Product delivery is more than just loading and unloading a truck. At a bare minimum, loading iin the order of the stops to be made must be considered, and the last stop to be delivered needs to be loaded first.
But how should the stops be ordered? Is the absolute shortest route really the best one? Are there driver satisfaction considerations as well?
Many drivers prefer driving a longer distance to the first stop, making deliveries in a smaller area, and then making a longer drive back. A good scheduling process will take this into account.
And there are other considerations, as well.
Dispatching a trip with deliveries only is relatively simple. The driver only needs a manifest and the trip sheet showing the order in which the stops should be made.
This can be done with printed schedules or with handheld or in-cab terminals.
When pickups are known, they can be scheduled, but the dispatcher also needs to communicate to the driver when an unscheduled pickup needs to be made.
For this two-way communications is essential.
When evaluating a product delivery solution, here are points to consider:
From the Walzik blog...

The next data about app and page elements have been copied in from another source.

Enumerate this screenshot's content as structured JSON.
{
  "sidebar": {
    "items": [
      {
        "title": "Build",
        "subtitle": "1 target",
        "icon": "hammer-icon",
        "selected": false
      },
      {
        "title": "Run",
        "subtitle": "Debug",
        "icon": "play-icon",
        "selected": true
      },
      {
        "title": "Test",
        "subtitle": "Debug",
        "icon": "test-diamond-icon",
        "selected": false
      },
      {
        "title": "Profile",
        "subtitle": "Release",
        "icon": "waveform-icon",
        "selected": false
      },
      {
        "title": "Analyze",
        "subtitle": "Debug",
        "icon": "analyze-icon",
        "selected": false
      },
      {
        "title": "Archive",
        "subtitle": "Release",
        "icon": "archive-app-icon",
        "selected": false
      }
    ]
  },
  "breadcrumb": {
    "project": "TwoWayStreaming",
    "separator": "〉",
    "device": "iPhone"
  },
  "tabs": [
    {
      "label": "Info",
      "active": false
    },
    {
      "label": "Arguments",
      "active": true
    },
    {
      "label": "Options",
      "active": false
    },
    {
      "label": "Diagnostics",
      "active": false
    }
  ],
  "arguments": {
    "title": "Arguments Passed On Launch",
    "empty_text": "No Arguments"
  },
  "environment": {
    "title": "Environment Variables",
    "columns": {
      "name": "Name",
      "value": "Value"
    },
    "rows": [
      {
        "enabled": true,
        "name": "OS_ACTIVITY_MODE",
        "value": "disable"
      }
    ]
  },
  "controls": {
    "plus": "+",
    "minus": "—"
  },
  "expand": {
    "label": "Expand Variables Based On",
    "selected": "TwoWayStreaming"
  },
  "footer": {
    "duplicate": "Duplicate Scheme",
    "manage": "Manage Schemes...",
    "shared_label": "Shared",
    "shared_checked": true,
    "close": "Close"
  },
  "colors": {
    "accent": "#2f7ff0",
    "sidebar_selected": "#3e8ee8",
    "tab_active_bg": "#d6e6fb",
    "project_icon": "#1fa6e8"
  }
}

Arriving at the agreed upon time at a customer location is more than just important. In many cases, it can be critical as well. Arrive too early and the driver will have to wait for the customer to open or for a dock to become available. Arrive too late and customer may already be closed or unable to accept the delivery.
Less than truckload (LTL) carriers provide both first mile and last mile services for organizations that move goods. Here is the best definition that I found: The first and last mile of product distribution are very crucial to any shipper. The first mile refers to the movement of products from a shipper to a courier service or to anyone who will take these goods to their final users; and the last mile refers to this final movement of products to their final users.
Are you considering using electric powered vehicles to deliver products or services? Have you considered this in the past and have been hesitant to do this?
I always find it interesting to see what others are saying about the benefits of Artificial Intelligence in providing last mile delivery solutions. The two that are always mentioned are that it takes a lot less time to build the routes and that the routes that are produced are much more efficient. But one thing I have not seen mentioned is that AI can be used to increase driver satisfaction as well.